While Our Man is stripped of the kind of hope he’d always known, the director, JC Chandor, never lets us escape beauty. His shots of the stillness, and expanse of the ocean, his gift of the silence of Our Man’s solitude—unspoiled by dramatic music or inner monologue—give even this disaster a resonant grandeur. The most affecting reminders of goodness come when Chandor shoots the raft from below, finding tiny fish and other sea creatures gathered in the sanctuary of Our Man’s raft. The images are electric, jolts of life in stark contrast to the endless austerity Our Man sees to the horizon. Even this ocean, harsh to a man, nurtures any life willing to depend on its provenance, built to receive it (which Our Man is not. His free will has lead him beyond the grace he was built to bear).

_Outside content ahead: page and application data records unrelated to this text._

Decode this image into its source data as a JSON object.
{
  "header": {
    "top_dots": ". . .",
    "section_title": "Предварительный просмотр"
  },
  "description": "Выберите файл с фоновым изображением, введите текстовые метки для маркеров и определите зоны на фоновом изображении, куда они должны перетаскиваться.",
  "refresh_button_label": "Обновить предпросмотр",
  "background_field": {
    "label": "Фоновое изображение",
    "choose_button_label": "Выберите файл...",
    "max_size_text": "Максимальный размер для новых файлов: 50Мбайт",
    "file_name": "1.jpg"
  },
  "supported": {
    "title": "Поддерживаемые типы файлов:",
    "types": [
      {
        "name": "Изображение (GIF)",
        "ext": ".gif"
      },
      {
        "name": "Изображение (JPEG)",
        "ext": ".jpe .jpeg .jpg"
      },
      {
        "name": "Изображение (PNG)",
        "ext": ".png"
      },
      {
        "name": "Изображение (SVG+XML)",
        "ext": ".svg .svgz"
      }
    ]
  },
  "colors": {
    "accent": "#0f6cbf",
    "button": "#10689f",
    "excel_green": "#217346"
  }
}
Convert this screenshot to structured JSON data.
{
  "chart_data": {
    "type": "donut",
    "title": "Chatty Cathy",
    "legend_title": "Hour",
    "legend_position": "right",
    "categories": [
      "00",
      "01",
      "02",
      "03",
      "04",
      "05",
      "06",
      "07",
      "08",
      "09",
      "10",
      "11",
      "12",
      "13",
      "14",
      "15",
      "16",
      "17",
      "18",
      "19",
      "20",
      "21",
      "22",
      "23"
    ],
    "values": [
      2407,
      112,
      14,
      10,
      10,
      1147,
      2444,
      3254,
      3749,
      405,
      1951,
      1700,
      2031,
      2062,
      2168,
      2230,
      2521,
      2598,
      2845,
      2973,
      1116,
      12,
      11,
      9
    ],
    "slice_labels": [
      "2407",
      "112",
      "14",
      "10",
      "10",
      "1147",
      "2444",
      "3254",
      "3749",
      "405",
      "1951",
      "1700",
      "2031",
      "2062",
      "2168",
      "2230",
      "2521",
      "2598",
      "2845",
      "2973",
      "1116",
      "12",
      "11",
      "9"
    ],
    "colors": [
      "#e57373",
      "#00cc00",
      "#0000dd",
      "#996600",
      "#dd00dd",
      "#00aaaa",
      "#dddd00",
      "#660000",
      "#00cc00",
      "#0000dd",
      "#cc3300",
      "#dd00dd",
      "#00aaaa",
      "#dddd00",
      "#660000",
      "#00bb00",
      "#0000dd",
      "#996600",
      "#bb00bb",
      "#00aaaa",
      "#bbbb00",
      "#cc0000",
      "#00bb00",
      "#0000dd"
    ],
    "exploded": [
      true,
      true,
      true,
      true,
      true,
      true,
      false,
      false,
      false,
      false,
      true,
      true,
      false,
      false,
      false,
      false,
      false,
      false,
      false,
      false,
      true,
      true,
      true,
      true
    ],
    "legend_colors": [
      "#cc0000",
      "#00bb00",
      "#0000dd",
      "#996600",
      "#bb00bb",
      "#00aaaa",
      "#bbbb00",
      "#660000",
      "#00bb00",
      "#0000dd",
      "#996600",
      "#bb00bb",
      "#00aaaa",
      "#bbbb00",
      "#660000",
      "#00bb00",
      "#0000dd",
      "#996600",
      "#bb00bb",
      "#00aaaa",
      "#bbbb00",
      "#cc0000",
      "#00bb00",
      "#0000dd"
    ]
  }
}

This excerpt is taken from All Must Be Lost or How to Live When Lost at Sea, a reflection on the 2013 film starring Robert Redford and a most unfortunate boat.